In April 1980, which was at the end of President Jimmy Carter’s single (no surprise) term in office, inflation in the US peaked at 14.6%. Inflation is commonly measured by the Consumer Price Index (CPI). Think of it as the price of a basket of goods that most of us buy frequently. About a year and a half later, specifically in September 1981, President Ronald Reagan was still trying to tame inflation; and interest rates were sky high in response. The yield on the 10-year Treasury note, which often is called America’s “risk-free” rate, crested at 15.7%. For you “kids” reading this, these are historical facts. This is not a fable to get you to live your life right.
Fast forward 41 years and again there are lots of people anxious, me included, about inflation. To put this in perspective, CPI for May 2021 was “only” 5.0% although this gauge had been running at 2% plus or minus for decades. In recent memory, for only a few months in 1990 and 2008 had inflation spiked to today’s level. Please let this spike be transitory.
Despite surprisingly high inflation in April and May, stocks and most other financial assets have powered through it and post-COVID euphoria has led to a bull market. Those that keep buying believe that this inflation is just a blip, and it will subside once our supply chain inevitably catches up to voracious post-pandemic lockdown demand. Our central bank, the Federal Reserve Board (Fed), tells the same tale. Although after their recent quarterly meeting, Chairman Jay Powell, the most powerful person in free world finance in my view, admitted that he and his buddies at the Fed have raised their 2021 inflation forecast to 3.4% from their 2.4% projection just 90 days ago. Also, they plan to increase the Fed Funds rate by 0.50% in 2023. They had promised to wait until 2024 to lift this benchmark rate that sets the level for our borrowing. This may not sound like much to worry about, particularly not in June 2021, but on the margin, which is how financial analysts like me absorb and act on information, this may be “a thing.” Maybe inflation is not temporary as the bulls claim. Maybe it is structural. I think that there is an infinitesimal chance that we will have 1980-1981-type inflation even if this goes sideways, but if this two-month inflation surge becomes a trend then we could be in serious trouble.

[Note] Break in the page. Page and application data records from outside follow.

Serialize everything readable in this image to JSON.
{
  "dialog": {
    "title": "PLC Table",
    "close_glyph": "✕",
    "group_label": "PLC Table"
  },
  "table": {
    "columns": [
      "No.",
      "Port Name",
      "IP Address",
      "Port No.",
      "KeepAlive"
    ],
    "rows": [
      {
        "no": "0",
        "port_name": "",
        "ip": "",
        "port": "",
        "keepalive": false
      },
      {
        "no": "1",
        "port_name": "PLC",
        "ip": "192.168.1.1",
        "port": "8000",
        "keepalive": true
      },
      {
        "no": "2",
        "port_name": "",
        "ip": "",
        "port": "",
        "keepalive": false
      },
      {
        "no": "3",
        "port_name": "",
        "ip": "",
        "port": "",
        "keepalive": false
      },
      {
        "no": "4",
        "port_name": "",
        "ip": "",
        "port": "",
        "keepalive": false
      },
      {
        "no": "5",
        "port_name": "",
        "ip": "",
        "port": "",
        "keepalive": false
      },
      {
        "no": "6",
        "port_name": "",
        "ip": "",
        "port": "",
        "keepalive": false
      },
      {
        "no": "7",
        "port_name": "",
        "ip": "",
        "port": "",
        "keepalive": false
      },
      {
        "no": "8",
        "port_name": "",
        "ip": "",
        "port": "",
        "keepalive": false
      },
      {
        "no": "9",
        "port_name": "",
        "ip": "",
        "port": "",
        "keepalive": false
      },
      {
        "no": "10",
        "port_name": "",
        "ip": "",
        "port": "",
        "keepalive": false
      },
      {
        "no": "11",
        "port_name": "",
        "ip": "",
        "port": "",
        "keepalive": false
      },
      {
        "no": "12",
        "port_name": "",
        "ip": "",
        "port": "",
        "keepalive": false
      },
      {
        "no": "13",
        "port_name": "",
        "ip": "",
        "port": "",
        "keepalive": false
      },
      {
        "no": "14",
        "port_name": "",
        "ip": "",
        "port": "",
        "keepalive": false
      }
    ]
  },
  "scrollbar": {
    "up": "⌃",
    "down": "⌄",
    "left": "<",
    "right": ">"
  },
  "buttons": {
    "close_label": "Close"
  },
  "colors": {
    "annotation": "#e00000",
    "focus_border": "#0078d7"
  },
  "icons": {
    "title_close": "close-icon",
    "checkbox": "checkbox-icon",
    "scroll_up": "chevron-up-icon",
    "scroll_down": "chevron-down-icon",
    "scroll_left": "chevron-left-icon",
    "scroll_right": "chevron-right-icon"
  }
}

There are several inflation components, calculations, etc. I cited the CPI above. However, I suggest that you keep a close eye on wage inflation because once this genie gets out of the bottle prices can spiral out of control and it can be too tough for the Fed to manage. Again, you Old Timers may remember that Fed Chairman Paul Volcker, who ran the central bank from 1979-1987, was forced to raise rates to the level highlighted above to break inflation’s back. In the end, it was necessary. However, the process was very painful.
Is this time different? Maybe. In the 21st century, technology rules the roost. Luckily, technology products and services often are deflationary. That is, you squeeze more out of them each year as their costs typically drop. Thus, workers can be more productive without necessarily being paid more. Well, that was the paradigm, but now companies are offering near bribes to get people back to work after the pandemic. McDonald’s is paying signing bonuses like a New York investment bank. American Airlines has cut routes because it cannot staff planes. Amazon.com has been forced to jack up the hourly rate for hundreds of thousands of workers. Yes, you can see how wage inflation can be a beast.
Readers know that I love to write about my “tells.” They can reveal the bigger picture, more important stuff. As you may know, the federal program that has paid hundreds of dollars a week during COVID to the unemployed ends in September. Between state and federal programs some folks have earned over a thousand dollars per week. Now the ball is in their court. They may not need to ship boxes from an Amazon warehouse. But let us see what happens once these support programs end. Will the power shift back to the employers? Will they be able to minimize and control wage inflation? Stay tuned. I will tell you how this works out at least on a national level. Maybe Charleston’s servers, hostesses, and bartenders on upper King Street can permanently squeeze more money and benefits out of their restauranteurs.
Before I conclude, we must recognize that the Fed only controls monetary policy. Its critics and inflation hawks have blamed it for potentially raising prices by keeping rates too low for too long. However, our friends in Congress manage fiscal policy. If they spend too aggressively, they also can trigger inflation. Between monetary and fiscal stimuli during COVID, the US has spent a combined $10 trillion. Sure, we have soared from the pandemic on this rocket fuel. However, if inflation does not subside after we reopen our economy and then it spirals out of control “easy” monetary and fiscal policies will have played a role in it.